- WHAT TO DO
Nothing but a number should be written: the count of lines below that contain "로켓와우".
==== INPUT DATA
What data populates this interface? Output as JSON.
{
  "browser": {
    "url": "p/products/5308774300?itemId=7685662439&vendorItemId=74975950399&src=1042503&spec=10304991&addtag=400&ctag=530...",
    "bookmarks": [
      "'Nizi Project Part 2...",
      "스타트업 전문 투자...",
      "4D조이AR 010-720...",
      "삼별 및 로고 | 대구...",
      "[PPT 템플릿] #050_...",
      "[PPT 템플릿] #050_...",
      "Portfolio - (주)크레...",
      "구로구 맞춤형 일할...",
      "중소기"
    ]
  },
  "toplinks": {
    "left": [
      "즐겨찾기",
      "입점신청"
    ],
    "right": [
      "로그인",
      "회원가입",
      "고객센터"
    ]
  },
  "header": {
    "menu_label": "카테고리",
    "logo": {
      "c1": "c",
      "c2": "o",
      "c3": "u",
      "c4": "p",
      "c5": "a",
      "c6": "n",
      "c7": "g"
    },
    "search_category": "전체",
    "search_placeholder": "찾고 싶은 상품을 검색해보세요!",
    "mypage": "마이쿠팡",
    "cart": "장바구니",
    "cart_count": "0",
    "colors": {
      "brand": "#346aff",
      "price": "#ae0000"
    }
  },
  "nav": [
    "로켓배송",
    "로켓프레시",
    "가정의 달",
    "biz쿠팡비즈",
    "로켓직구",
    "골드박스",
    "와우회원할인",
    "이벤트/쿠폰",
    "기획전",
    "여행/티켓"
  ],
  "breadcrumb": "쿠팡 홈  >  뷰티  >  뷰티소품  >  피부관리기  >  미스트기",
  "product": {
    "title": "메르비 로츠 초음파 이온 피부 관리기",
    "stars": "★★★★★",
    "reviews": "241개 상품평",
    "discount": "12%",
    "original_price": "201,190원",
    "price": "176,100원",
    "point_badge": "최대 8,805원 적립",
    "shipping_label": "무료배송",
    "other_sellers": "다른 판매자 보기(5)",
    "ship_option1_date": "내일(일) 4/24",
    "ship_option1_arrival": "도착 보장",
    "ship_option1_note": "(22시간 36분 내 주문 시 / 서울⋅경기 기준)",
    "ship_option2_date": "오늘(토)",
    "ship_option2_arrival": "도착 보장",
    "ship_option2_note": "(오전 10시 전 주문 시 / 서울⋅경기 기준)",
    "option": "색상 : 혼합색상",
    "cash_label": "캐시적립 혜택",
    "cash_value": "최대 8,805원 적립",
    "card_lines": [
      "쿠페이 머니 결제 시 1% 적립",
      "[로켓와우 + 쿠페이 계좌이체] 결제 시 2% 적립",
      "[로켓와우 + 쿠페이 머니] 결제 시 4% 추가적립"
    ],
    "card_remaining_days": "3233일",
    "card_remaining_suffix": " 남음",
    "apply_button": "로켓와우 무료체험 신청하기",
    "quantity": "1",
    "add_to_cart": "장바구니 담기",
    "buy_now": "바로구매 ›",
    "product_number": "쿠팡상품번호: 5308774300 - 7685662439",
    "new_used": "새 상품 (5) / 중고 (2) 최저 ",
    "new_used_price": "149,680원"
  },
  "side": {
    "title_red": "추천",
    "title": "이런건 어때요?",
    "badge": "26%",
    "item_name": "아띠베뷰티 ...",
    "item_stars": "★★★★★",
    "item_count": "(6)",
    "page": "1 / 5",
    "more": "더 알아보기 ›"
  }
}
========
- RESULT BELOW
3